AIM OF THE EXERCISE
Below are some records; repeat them all exactly, minus the pictures.

Entries from a dataset of interfaces
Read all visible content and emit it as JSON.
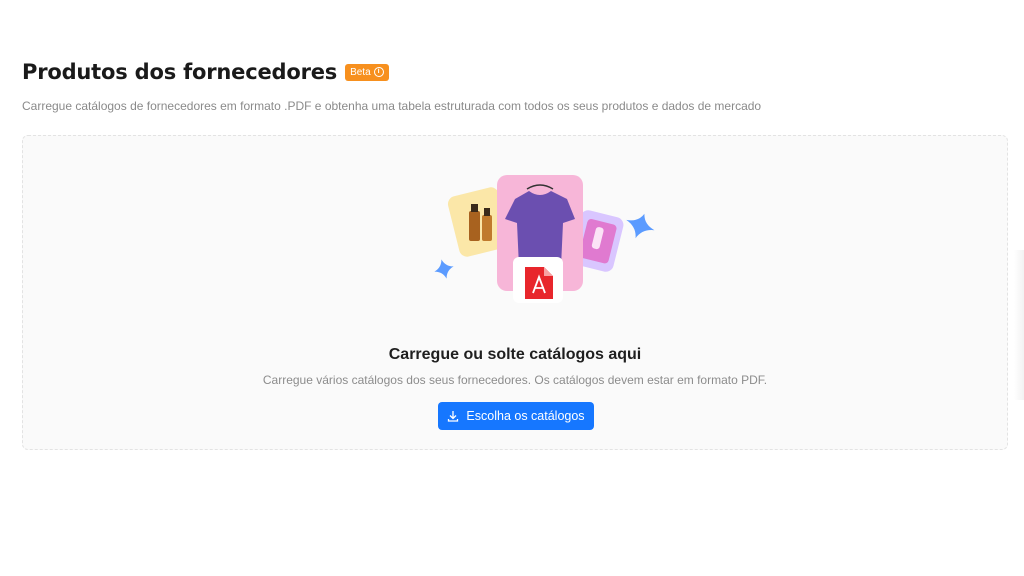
{
  "header": {
    "title": "Produtos dos fornecedores",
    "badge": "Beta",
    "badge_icon": "info-icon",
    "subtitle": "Carregue catálogos de fornecedores em formato .PDF e obtenha uma tabela estruturada com todos os seus produtos e dados de mercado"
  },
  "dropzone": {
    "title": "Carregue ou solte catálogos aqui",
    "description": "Carregue vários catálogos dos seus fornecedores. Os catálogos devem estar em formato PDF.",
    "button_label": "Escolha os catálogos",
    "button_icon": "download-icon",
    "illustration_icons": [
      "perfume-bottle-card",
      "tshirt-card",
      "lipstick-card",
      "pdf-file-icon",
      "sparkle-icon"
    ]
  },
  "colors": {
    "accent": "#1677ff",
    "badge": "#f7901e",
    "pdf": "#e8262c"
  }
}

RESULT
Read all visible content and emit it as JSON.
{
  "header": {
    "title": "Produtos dos fornecedores",
    "badge": "Beta",
    "badge_icon": "info-icon",
    "subtitle": "Carregue catálogos de fornecedores em formato .PDF e obtenha uma tabela estruturada com todos os seus produtos e dados de mercado"
  },
  "dropzone": {
    "title": "Carregue ou solte catálogos aqui",
    "description": "Carregue vários catálogos dos seus fornecedores. Os catálogos devem estar em formato PDF.",
    "button_label": "Escolha os catálogos",
    "button_icon": "download-icon",
    "illustration_icons": [
      "perfume-bottle-card",
      "tshirt-card",
      "lipstick-card",
      "pdf-file-icon",
      "sparkle-icon"
    ]
  },
  "colors": {
    "accent": "#1677ff",
    "badge": "#f7901e",
    "pdf": "#e8262c"
  }
}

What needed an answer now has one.